TASK BRIEF.
Copy out each line of the listing below in which the string "settings" occurs.

SOURCE MATERIAL.
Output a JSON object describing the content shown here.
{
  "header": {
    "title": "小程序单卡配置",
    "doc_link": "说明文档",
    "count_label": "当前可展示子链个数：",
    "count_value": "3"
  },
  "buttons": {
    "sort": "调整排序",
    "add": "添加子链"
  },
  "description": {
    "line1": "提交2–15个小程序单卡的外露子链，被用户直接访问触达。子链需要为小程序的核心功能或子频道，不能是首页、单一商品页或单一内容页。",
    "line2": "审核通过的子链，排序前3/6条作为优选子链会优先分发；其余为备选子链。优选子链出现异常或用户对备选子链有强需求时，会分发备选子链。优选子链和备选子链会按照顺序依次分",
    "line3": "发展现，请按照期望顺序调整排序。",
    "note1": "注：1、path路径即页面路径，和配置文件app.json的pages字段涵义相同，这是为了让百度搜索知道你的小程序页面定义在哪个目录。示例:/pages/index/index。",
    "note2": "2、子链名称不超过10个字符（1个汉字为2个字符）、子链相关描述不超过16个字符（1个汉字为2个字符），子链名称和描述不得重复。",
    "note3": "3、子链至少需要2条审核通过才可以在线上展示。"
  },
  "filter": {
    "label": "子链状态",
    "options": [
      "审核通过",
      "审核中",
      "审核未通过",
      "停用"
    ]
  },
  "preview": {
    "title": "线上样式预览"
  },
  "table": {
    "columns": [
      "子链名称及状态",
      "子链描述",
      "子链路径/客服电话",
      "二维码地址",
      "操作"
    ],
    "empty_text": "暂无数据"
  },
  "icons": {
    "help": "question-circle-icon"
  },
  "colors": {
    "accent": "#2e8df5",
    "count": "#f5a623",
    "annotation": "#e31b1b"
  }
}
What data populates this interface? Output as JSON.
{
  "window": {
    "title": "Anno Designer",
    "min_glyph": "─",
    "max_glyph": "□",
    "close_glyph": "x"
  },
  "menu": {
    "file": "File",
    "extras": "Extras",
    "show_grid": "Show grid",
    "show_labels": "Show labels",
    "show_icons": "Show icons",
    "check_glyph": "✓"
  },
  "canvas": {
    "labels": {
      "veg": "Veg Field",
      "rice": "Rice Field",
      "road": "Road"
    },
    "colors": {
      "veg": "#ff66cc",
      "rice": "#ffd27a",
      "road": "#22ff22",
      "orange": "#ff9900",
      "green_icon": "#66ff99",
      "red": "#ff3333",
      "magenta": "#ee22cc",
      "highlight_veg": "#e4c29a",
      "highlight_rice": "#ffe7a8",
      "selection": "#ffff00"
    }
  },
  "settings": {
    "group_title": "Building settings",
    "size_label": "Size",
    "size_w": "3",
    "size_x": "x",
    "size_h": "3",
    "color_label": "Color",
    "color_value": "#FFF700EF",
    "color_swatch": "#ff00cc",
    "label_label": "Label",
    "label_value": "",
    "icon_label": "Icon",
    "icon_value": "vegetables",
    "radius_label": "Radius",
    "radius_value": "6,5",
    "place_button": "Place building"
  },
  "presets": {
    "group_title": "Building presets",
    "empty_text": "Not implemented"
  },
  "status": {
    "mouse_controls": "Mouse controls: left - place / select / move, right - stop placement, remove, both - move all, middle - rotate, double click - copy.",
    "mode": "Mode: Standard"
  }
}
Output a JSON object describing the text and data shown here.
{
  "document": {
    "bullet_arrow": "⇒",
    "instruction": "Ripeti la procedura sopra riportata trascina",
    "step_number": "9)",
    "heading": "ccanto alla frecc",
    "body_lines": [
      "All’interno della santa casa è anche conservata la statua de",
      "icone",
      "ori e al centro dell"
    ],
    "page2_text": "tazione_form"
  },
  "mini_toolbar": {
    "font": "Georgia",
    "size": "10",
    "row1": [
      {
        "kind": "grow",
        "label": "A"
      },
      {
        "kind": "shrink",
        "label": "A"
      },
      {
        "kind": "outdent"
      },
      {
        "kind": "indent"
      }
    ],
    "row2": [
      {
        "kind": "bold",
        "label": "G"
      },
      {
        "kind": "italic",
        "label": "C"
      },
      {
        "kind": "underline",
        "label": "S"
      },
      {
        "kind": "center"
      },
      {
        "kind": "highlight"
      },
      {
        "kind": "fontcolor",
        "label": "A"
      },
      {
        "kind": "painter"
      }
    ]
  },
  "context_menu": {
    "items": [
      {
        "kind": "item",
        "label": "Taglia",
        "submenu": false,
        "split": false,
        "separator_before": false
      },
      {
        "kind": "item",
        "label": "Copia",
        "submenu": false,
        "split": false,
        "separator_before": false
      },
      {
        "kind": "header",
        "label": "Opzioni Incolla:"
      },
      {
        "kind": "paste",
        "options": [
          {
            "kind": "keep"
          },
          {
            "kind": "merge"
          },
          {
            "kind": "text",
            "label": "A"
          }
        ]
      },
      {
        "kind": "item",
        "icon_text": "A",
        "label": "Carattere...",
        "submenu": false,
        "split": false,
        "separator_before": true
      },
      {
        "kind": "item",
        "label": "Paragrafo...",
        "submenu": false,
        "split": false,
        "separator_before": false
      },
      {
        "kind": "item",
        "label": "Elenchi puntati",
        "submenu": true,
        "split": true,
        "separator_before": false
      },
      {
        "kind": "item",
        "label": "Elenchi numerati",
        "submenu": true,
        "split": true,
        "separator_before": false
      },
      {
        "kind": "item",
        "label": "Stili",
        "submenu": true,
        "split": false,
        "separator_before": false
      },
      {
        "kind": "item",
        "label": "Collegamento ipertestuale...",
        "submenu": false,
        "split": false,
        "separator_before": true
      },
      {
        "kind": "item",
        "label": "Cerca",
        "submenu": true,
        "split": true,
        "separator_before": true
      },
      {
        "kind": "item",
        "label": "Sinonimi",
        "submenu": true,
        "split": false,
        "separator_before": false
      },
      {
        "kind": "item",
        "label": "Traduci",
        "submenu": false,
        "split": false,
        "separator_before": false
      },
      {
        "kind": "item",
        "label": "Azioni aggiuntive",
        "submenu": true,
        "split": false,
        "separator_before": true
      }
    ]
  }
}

REPLY.
  "settings": {
    "group_title": "Building settings",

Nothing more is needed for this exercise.